[THE RECORDS]
_____

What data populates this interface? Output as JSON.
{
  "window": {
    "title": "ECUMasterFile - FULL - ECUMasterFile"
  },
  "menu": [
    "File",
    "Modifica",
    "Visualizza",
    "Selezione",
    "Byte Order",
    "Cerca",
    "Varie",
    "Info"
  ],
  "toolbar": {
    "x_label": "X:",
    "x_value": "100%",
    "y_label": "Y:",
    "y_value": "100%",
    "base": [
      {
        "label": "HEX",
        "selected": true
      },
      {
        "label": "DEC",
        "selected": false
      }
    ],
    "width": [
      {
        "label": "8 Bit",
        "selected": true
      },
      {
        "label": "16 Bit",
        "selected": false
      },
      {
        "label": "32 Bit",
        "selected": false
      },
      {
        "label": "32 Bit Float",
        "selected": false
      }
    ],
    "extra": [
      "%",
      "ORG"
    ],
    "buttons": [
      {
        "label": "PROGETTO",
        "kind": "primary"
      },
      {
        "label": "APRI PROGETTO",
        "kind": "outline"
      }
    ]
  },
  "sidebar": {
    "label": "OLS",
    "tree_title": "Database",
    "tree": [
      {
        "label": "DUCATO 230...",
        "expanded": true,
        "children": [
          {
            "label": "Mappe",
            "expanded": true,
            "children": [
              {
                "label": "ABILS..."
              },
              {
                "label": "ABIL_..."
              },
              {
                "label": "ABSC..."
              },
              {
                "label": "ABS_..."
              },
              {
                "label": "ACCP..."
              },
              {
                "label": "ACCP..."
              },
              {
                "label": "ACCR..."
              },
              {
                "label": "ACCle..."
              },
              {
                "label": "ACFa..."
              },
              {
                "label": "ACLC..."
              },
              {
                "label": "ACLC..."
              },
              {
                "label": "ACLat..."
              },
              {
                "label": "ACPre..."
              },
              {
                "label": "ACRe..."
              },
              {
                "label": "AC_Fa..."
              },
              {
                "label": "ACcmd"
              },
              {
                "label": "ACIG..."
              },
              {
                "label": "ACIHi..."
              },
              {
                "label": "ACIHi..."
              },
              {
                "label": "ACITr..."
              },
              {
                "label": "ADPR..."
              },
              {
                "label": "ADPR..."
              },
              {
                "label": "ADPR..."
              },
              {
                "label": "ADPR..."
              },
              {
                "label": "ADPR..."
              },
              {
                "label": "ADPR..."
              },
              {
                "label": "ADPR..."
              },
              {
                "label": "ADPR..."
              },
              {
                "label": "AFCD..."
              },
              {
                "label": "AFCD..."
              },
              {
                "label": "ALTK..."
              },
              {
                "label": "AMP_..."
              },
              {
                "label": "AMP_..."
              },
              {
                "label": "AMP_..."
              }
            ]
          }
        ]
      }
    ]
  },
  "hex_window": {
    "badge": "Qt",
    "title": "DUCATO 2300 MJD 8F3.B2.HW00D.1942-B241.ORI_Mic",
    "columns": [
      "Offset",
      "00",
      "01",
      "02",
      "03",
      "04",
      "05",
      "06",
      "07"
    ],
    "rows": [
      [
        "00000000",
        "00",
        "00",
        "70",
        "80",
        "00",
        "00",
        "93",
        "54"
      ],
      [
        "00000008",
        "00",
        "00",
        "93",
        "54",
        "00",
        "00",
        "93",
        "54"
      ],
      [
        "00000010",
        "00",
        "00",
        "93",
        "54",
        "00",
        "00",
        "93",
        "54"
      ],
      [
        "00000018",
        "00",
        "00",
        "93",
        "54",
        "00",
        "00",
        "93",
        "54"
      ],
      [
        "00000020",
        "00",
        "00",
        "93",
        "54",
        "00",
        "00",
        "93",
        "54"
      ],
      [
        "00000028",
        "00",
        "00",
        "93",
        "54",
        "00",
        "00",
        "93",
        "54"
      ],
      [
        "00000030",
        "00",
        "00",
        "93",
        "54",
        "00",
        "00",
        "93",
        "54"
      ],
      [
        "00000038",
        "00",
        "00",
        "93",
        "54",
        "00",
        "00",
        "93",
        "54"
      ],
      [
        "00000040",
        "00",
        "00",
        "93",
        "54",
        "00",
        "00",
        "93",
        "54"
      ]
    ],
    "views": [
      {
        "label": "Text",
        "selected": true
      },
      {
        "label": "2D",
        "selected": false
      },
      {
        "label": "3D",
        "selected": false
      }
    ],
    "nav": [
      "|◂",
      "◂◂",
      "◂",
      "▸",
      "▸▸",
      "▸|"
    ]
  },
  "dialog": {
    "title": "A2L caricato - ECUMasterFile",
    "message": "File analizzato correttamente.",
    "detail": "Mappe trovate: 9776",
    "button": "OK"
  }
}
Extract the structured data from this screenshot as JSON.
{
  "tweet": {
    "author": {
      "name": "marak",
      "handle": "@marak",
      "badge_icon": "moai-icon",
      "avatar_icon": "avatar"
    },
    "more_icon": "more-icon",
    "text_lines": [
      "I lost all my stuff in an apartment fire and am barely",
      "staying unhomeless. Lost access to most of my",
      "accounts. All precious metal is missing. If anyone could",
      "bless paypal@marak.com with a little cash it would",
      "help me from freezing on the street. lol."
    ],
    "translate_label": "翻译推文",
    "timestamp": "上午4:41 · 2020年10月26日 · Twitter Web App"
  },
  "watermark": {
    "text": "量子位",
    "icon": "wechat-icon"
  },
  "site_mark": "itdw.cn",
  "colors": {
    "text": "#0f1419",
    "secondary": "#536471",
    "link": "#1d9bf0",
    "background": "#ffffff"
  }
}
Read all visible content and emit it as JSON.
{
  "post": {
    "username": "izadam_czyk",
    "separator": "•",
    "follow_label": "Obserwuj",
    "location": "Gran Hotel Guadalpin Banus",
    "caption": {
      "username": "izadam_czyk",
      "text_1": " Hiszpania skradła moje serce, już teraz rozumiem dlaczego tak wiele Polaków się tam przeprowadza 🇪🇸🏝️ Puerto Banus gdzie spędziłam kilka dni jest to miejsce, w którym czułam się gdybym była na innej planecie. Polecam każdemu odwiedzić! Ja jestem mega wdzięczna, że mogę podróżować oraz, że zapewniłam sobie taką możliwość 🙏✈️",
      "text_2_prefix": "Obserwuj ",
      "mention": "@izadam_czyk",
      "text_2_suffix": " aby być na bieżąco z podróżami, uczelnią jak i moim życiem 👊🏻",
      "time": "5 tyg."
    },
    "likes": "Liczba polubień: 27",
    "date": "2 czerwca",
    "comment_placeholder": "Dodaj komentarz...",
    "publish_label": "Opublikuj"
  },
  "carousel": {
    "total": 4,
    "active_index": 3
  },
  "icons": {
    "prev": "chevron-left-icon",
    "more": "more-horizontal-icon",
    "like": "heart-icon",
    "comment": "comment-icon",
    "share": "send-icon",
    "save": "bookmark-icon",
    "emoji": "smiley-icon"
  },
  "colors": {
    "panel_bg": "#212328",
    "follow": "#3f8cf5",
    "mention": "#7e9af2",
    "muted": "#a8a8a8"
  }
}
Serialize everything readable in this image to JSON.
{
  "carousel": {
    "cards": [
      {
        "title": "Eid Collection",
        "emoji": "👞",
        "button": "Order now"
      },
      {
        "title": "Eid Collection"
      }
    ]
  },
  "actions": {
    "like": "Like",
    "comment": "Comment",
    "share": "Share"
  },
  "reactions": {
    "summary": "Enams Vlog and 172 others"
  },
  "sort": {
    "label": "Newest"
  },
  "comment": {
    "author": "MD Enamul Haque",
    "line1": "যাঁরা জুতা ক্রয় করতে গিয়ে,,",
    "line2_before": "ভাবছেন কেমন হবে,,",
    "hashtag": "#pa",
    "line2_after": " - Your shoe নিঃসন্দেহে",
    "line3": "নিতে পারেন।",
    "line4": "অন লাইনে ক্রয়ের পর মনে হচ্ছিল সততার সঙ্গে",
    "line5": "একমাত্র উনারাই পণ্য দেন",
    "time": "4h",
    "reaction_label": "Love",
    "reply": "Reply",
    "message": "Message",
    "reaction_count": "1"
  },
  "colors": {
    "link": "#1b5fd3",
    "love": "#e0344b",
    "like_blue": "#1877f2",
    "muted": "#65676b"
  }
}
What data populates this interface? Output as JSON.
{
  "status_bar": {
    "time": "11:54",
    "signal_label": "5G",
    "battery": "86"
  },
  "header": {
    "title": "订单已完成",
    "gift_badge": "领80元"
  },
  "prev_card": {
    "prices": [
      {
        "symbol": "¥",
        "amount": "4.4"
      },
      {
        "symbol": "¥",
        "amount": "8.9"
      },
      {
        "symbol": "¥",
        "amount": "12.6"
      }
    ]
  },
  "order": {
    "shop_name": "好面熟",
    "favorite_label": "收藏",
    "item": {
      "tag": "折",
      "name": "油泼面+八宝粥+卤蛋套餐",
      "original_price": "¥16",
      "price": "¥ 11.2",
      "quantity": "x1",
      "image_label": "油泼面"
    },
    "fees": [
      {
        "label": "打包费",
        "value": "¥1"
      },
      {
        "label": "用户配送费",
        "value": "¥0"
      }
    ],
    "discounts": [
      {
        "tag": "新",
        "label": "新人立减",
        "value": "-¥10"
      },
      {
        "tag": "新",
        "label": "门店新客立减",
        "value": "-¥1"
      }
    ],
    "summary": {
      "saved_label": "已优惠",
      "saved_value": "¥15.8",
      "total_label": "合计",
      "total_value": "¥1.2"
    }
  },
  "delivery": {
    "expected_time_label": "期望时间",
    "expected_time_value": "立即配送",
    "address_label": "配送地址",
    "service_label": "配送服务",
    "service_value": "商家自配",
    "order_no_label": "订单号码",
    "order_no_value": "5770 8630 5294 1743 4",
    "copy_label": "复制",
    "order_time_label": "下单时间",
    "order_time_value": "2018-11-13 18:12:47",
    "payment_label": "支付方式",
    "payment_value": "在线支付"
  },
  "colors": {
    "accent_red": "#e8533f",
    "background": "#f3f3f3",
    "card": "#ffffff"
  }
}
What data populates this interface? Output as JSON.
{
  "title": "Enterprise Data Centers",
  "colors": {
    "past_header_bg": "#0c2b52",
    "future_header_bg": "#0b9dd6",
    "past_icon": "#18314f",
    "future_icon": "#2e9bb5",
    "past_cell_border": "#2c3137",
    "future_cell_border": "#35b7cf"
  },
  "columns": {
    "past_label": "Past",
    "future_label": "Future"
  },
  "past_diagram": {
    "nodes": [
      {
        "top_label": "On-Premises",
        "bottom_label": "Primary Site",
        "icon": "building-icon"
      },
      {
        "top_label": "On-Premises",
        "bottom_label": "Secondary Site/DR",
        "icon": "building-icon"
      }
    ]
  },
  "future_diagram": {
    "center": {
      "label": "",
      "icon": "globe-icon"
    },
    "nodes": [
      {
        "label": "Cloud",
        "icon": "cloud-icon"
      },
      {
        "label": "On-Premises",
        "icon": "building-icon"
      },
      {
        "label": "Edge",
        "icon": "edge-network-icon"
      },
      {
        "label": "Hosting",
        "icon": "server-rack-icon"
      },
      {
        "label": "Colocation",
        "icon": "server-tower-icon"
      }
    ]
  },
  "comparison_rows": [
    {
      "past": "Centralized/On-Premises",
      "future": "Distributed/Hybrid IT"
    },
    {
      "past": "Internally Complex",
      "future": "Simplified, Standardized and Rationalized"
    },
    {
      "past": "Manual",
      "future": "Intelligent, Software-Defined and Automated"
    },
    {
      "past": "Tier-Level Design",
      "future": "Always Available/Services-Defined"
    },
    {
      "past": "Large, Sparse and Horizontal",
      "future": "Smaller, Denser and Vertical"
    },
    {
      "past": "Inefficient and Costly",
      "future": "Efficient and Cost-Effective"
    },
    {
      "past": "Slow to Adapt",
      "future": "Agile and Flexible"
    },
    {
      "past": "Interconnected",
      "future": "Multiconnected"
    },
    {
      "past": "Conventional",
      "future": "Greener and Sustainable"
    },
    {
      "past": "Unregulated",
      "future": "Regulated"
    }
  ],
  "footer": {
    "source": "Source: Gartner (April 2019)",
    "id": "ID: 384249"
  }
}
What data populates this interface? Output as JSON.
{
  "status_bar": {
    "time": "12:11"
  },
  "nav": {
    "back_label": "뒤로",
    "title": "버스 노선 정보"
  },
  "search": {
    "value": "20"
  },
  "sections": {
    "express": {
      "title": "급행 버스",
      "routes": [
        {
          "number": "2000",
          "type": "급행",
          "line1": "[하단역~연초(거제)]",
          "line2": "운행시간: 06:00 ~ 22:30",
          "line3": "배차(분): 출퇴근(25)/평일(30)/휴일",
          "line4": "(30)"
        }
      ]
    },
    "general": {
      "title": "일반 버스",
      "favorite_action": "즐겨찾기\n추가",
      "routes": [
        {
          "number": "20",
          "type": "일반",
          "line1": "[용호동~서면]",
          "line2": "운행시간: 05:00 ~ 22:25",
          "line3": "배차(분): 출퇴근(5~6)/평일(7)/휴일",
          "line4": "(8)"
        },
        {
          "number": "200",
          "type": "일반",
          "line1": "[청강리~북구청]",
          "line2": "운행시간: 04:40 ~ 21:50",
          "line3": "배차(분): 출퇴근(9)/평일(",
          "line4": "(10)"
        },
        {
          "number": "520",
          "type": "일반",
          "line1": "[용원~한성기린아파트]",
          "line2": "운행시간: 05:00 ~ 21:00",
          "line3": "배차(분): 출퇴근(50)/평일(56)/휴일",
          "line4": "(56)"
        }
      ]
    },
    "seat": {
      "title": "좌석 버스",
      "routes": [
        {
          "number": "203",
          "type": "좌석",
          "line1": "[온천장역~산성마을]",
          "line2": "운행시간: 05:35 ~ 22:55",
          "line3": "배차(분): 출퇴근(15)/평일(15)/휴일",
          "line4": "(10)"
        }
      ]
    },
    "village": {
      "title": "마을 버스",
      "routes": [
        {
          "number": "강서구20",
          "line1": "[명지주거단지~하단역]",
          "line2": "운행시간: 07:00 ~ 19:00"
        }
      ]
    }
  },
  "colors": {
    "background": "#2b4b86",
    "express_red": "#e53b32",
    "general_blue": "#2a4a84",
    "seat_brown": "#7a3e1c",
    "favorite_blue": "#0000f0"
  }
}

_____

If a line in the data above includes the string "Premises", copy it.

[EXERCISE RESPONSE]
        "top_label": "On-Premises",
        "top_label": "On-Premises",
        "label": "On-Premises",
      "past": "Centralized/On-Premises",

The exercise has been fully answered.